By | Published on Monday 23 March 2020

National Music Publishers Association

The music publishers which successfully sued concert streaming service Wolfgang’s Vault have won $189,500 in damages. Which, given the number of songs listed in the lawsuit – and some other recent copyright infringement judgements in the US – isn’t actually very much money at all. And that’s something a legal rep for the publishers has noted.

Launched in 2003, Wolfgang’s Vault began life as an archive of concert recordings previously owned by promoter Bill Graham, although it later expanded its content sources. As that happened, and the channels through which the firm disseminated and monetised the live recordings expanded too, the company became somewhat controversial in music circles.

Various legal challenges were made, with the National Music Publishers Association pursuing a lawsuit on behalf of various publishers, including all the majors, back in 2015. The publishers then prevailed in that lawsuit in 2018, with the court rejecting various excuses that had been presented by Wolfgang’s Vault for why it shouldn’t be held liable for infringement. At the time NMPA boss David Israelite called that ruling “a dramatic vindication for our members”.

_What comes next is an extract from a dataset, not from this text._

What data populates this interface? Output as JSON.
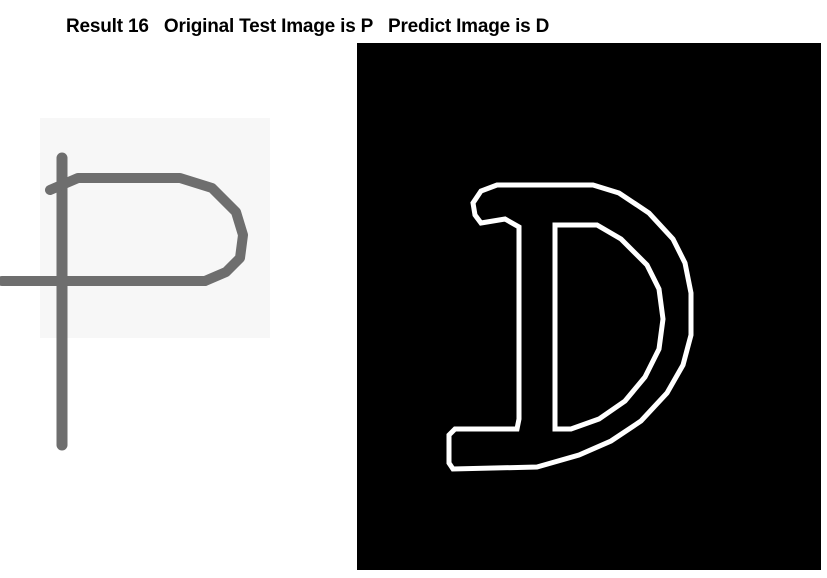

Although that ruling came nearly two years ago, damages were still to be set. Statutory damages were claimed by the publishers which means, under US copyright law, the music companies could have been awarded up to $150,000 per song if the infringement was deemed “wilful”. If it wasn’t wilful, the cap for damages is $30,000 per song.

However, unusually for this type of case, the jury charged with the task of setting damages went for something much lower. In all, 197 songs were listed in the lawsuit and, it was decided, all but 30 were wilfully infringed. But, for each wilful infringement, damages were set at $1000. For the other 30, damages of $750 per work were awarded.

Responding to that decision, a legal rep for the publishers said the level of damages awarded was “disappointing”. He then added that pressure put on the US legal system by the ongoing COVID-19 crisis could have had an impact.

Barry Slotnick of Loeb & Loeb LLP told Law360: “We believe the current public health crisis contributed to a rushed verdict, and we are considering post-trial motion and appeal options”.